Tesco (TSCO.L), Sainsbury’s (SBRY.L) and Walmart-owned (WMT) Asda all announced new limits on the number of products UK shoppers can buy on Wednesday (18 March), in a radical step to stop stockpiling spiralling out of control.

Leading supermarkets have curbed buying and introduced priority shopping hours for the elderly and vulnerable, in a bid to deal with soaring demand triggered by the escalating coronavirus pandemic.

Online retailer Ocado even suspended its website until Saturday, saying it was fully booked for the next four days. CEO Melanie Smith said demand for its deliveries was “simply staggering” and more than it could meet.


Tesco, the biggest UK supermarket, announced the most sweeping restrictions by limiting all product sales to three items. Chief executive Dave Lewis warned in a letter to staff the company is in “uncharted waters.”

Read more: UK government ‘must help renters’ after announcing mortgage holidays

Sainsbury’s, Britain’s second biggest grocer, announced a three-item limit on all grocery products on Wednesday. A two-item limit also came into effect on its most popular products, including toilet paper, long-life milk and soap.

“We have enough food coming into the system, but are limiting sales so that it stays on the shelves for longer and can be bought by a larger number of customers,” said Sainsbury’s CEO Mike Coupe in a letter shared online.

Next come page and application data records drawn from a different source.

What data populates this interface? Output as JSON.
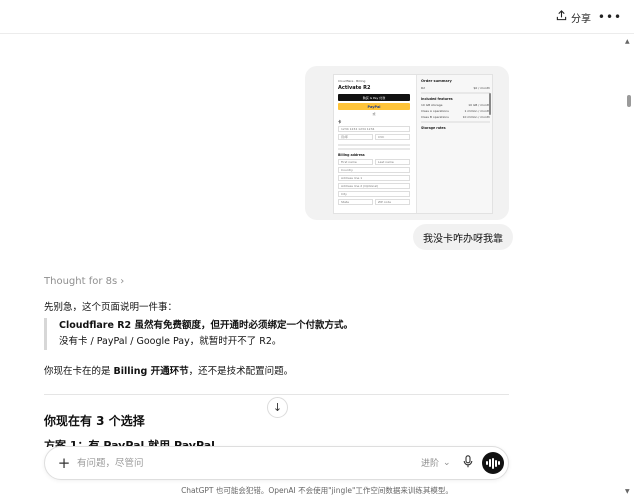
{
  "topbar": {
    "share_label": "分享",
    "share_icon": "share-icon",
    "more_icon": "more-icon"
  },
  "attachment": {
    "left": {
      "brand": "Cloudflare · Billing",
      "title": "Activate R2",
      "gpay_label": "购买 G Pay 付款",
      "paypal_label": "PayPal",
      "or_label": "或",
      "card_label": "卡",
      "card_number": "1234 1234 1234 1234",
      "expiry_label": "有效期",
      "expiry_placeholder": "月/年",
      "cvc_label": "CVC",
      "billing_label": "Billing address",
      "first_name": "First name",
      "last_name": "Last name",
      "country": "Country",
      "address1": "Address line 1",
      "address2": "Address line 2 (Optional)",
      "city": "City",
      "state": "State",
      "zip": "ZIP code"
    },
    "right": {
      "title": "Order summary",
      "plan_name": "R2",
      "plan_price": "$0 / month",
      "included_label": "Included features",
      "features": [
        {
          "name": "10 GB storage",
          "value": "10 GB / month"
        },
        {
          "name": "Class A operations",
          "value": "1 million / month"
        },
        {
          "name": "Class B operations",
          "value": "10 million / month"
        }
      ],
      "storage_label": "Storage rates"
    }
  },
  "user_message": "我没卡咋办呀我靠",
  "assistant": {
    "thought": "Thought for 8s",
    "intro": "先别急，这个页面说明一件事：",
    "quote_bold": "Cloudflare R2 虽然有免费额度，但开通时必须绑定一个付款方式。",
    "quote_normal": "没有卡 / PayPal / Google Pay，就暂时开不了 R2。",
    "p2_before": "你现在卡在的是 ",
    "p2_bold": "Billing 开通环节",
    "p2_after": "，还不是技术配置问题。",
    "heading": "你现在有 3 个选择",
    "option1": "方案 1：有 PayPal 就用 PayPal"
  },
  "composer": {
    "placeholder": "有问题，尽管问",
    "model_label": "进阶",
    "plus_icon": "plus-icon",
    "mic_icon": "microphone-icon",
    "voice_icon": "voice-mode-icon"
  },
  "footer": "ChatGPT 也可能会犯错。OpenAI 不会使用\"jingle\"工作空间数据来训练其模型。"
}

Asda announced a three-item limit on all food, toiletries and cleaning products, and urged customers to only buy what they need.

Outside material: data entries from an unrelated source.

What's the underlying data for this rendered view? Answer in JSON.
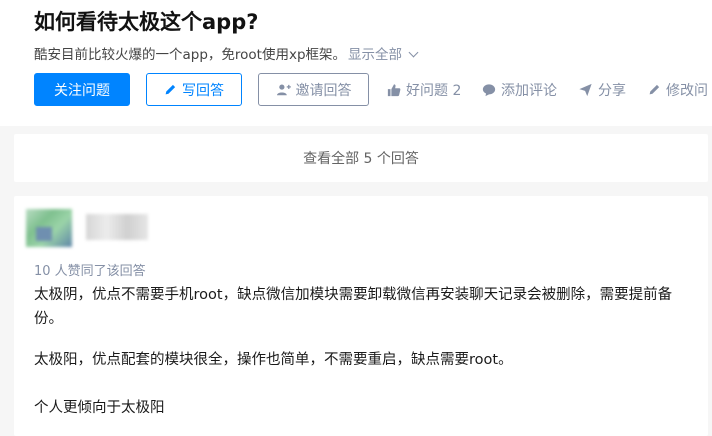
{
  "question": {
    "title": "如何看待太极这个app?",
    "description": "酷安目前比较火爆的一个app，免root使用xp框架。",
    "show_all": "显示全部"
  },
  "actions": {
    "follow": "关注问题",
    "write": "写回答",
    "invite": "邀请回答",
    "good_question": "好问题 2",
    "add_comment": "添加评论",
    "share": "分享",
    "edit": "修改问"
  },
  "view_all": "查看全部 5 个回答",
  "answer": {
    "votes": "10 人赞同了该回答",
    "paragraphs": [
      "太极阴，优点不需要手机root，缺点微信加模块需要卸载微信再安装聊天记录会被删除，需要提前备份。",
      "太极阳，优点配套的模块很全，操作也简单，不需要重启，缺点需要root。",
      "个人更倾向于太极阳"
    ]
  },
  "colors": {
    "primary": "#0084ff",
    "muted": "#8590a6",
    "background": "#f6f6f6"
  }
}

What are supermarkets changing and what are their opening hours?

Further measures announced by UK supermarkets include:

  • Sainsbury’s: It has set aside the first hour of trading in every supermarket from Thursday for elderly and vulnerable customers. Customers with disabilities or aged over 70 will also have priority access to online delivery slots, while cafes, meat, fish and pizza counters will close to prioritise freight capacity for essentials (Sainsbury’s opening hours here).

  • Iceland: Most stores will dedicate their first two hours’ trading to the elderly and vulnerable. CEO Tarsem Dhaliwal also urged customers to “be considerate” to staff (Iceland opening hours here).

  • Tesco: It will close all counter services and cut its 24-hour stores’ opening hours from 6am to 10pm, with overnight staff focusing on restocking stores and supporting online groceries. Vulnerable and elderly shoppers will have priority from 9am to 10am (Tesco opening hours here).

  • Waitrose: It has “reluctantly’ introduced limits per shopper on some of its most in-demand items online “to help ensure that our products are shared fairly.” Its website went down temporarily on Wednesday morning, and hundreds of John Lewis staff have been moved into Waitrose teams (Waitrose opening hours here).

  • Asda: It is closing its 24-hour stores between midnight and 6am and shutting its pizza counters and cafes to prioritise essentials (Asda opening hours here).

  • Aldi: It has imposed a four-item limit on all products because of “unprecedented” demand. In Australia it has limited store hours to ease the strain on staff (Aldi UK opening hours here).

Read more: Morrisons makes promise to staff on sick pay and hardship funds

Why are shoppers stockpiling?

The changes come amid a spike in demand for supermarket goods. Shoppers have cleared shelves of certain products amid fears over the coronavirus disrupting supply chains and needing the essentials if required to self-isolate.

Empty shelves have in turn sparked further stockpiling, with supermarkets ramping up efforts to meet demand and holding daily talks with the government about maintaining supplies.

Read more: The psychological and economic fallout from shoppers’ stockpiling

Growing numbers of people staying at home after the government warned against non-essential social contact are also expected to fuel demand further.

Sainsbury’s said in a separate statement that it welcomed the one-year business rate holiday announced by the UK government on Tuesday. It paid £567m ($693m) in rates in the year to 9 March last year. The company’s shares jumped 10.3% on Wednesday morning.

Tesco (TSCO.L) said it also noted the government’s announcement, and was awaiting further details.

Read more: UK announces ‘unprecedented’ stimulus package to steer economy through crisis